JACKSON (WNE) — Bighorn sheep on the National Elk Refuge likely carry a virus that’s capable of spreading to humans, officials warned Friday, asking the public to stop letting wild sheep lick their cars.
“The bighorn sheep on the National Elk Refuge have become habituated to people and regularly approach vehicles to lick salt and minerals from them,” Elk Refuge officials explained Friday in a news release. “The transfer of saliva to vehicles not only spreads the disease throughout the herd, with multiple sheep often licking the same location, it also puts people at greater risk for contracting the virus.”
The pathogen of concern is known as “orf virus,” or contagious ecthyma. Infected animals develop “scabby sores” around their mouths, according to the U.S. Centers for Disease Control and Prevention. Humans typically develop lesions on their hands.
Humans are able to acquire the disease from animals, and allowing sheep to lick vehicles increases that risk.
Although refuge officials didn’t return a request for comment by press time Friday, their announcement said “a lot” of bighorns living on Miller Butte appear to be infected.
While wild sheep typically recover from visual clinical symptoms in three to six weeks, they become more prone to other infections.

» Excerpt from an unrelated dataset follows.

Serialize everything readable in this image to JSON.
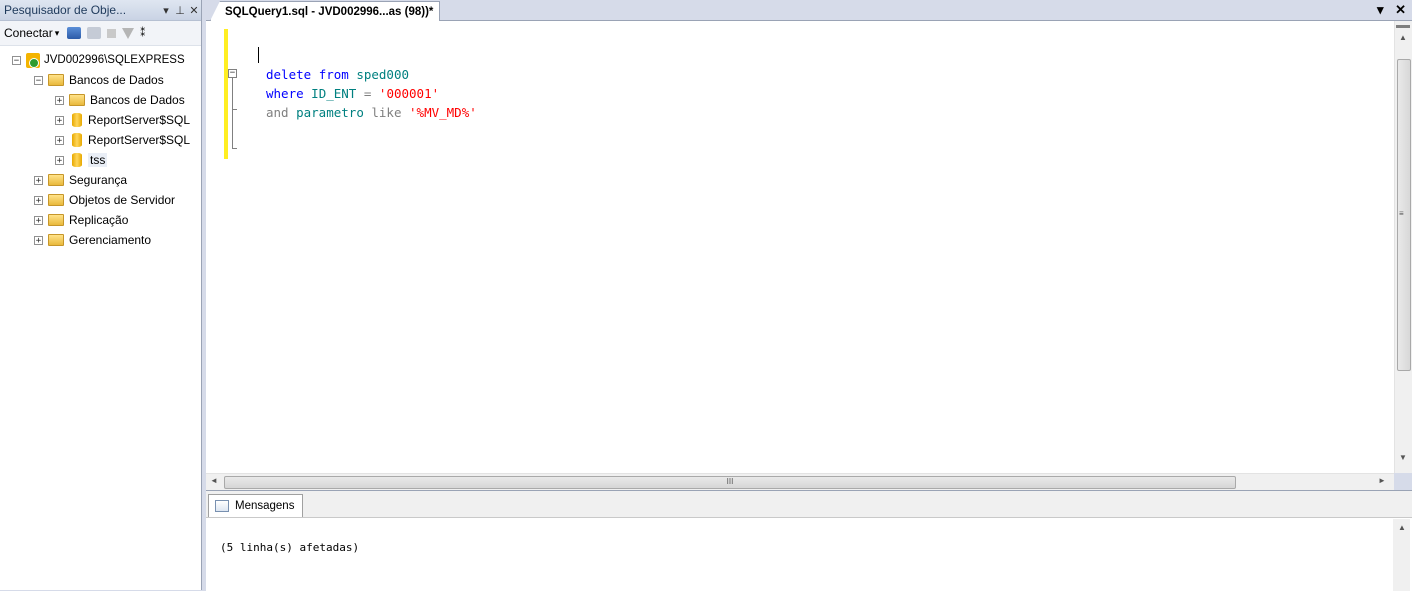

Pneumonia has historically caused large die-offs in the Jackson Herd, which occupies the Gros Ventre Range east of Jackson Hole. Allen said the presence of pneumonia in the herd may have weakened their immune systems enough for an orf virus outbreak. Alternatively, she said, the orf virus may weaken the animals’ immune systems and thus make them more susceptible to a pneumonia outbreak.